Solanum betaceum (syn. Cyphomandra betacea)




April, May, June, July, August, September, October


Tamarilloes were previously called Tree Tomatoes, until the Kiwis re-named them in 1967 to avoid confusion with tomatoes. ‘Tama’ implies leadership in Maori and rillo may have come from the Spanish word for yellow, amarillo. Tamarilloes are available in red, orange and yellow varieties.

Tamarillos are tangy and sweet, with the yellow fruit being the most sweet of all the varieties. In WA, they start in April and finish in October.

Look for full, uniform colour, and when the fruit is fully ripe, the stem starts to yellow slightly.

Tamarillos can be kept at room temperature for about a week and in the fridge for up to two weeks.

The easiest way to eat a tamarillo is to cut in half and scoop the flesh out with a spoon (similar to eating a kiwifruit). The skin has a sharp unpleasant taste and should be removed before cooking or serving.

The taste of tamarillos can add something special to almost any dish, they are a versatile fruit that can be used equally in savouries and desserts.
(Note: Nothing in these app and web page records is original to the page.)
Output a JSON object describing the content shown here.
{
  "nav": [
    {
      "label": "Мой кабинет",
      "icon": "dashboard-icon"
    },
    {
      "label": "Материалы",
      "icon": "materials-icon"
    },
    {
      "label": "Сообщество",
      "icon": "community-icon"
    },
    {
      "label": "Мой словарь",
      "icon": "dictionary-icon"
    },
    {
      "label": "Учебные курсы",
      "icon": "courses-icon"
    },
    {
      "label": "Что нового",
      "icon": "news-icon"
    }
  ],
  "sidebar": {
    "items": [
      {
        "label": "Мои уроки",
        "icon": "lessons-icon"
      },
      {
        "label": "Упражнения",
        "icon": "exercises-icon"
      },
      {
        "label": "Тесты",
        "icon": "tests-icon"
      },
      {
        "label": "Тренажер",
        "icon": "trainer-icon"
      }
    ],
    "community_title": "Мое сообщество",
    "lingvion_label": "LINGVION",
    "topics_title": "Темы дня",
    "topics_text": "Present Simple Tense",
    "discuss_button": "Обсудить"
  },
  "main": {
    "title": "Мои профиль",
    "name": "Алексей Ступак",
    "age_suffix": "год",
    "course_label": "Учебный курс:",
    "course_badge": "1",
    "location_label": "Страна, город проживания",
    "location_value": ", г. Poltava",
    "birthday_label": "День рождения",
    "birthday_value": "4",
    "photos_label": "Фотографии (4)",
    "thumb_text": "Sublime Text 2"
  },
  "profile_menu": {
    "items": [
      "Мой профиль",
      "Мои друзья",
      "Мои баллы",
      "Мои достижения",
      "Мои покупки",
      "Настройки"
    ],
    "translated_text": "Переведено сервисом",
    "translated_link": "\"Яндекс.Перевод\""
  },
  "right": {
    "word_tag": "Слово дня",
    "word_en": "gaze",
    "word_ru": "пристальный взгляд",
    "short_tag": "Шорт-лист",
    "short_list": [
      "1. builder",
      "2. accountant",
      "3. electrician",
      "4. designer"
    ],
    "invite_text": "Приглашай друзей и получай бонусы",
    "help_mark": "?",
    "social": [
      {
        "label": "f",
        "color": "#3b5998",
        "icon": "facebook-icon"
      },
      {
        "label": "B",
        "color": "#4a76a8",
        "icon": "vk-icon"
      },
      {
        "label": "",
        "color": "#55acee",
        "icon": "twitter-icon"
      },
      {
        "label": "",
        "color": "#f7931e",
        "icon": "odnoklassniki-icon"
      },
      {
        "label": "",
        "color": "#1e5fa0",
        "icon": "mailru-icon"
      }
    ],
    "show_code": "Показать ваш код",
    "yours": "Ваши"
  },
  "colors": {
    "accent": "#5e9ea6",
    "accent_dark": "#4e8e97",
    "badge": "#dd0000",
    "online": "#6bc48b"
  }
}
Try adding thin slices to your next pizza and red and gold sliced tamarillo on a cheese board looks amazing.

Nutrient Value per 100 g
Energy, including dietary fibre 150 kJ
Moisture 86.2 g
Protein 2 g
Nitrogen 0.32 g
Fat 0.1 g
Ash 0.5 g
Dietary fibre 4.7 g
Fructose 0.9 g
Glucose 0.8 g
Sucrose 1.7 g
Total sugars 3.4 g
Starch 0 g
Available carbohydrate, without sugar alcohols 3.4 g
Available carbohydrate, with sugar alcohols 3.4 g
Organic Acids
Malic acid 0.2 g
Citric acid 1.8 g
Calcium (Ca) 8 mg
Iron (Fe) 0.7 mg
Magnesium (Mg) 16 mg
Potassium (K) 280 mg
Sodium (Na) 1 mg
Zinc (Zn) 0.2 mg
Thiamin (B1) 0.03 mg
Riboflavin (B2) 0.04 mg
Niacin (B3) 0.3 mg
Niacin Equivalents 0.63 mg
Alpha carotene 10 ug
Beta carotene 400 ug
Cryptoxanthin 1050 ug
Beta carotene equivalents 930 ug
Retinol equivalents 155 ug
Vitamin C 15 mg

Source: NUTTAB 2010(Food Standards Australia New Zealand) Wills, R.B.H., Lim, J.S.K. and Greenfield, H. (1986) Composition of Australian foods. 31. Tropical and sub-tropical fruit. Food Technology in Australia 38(3):118-123.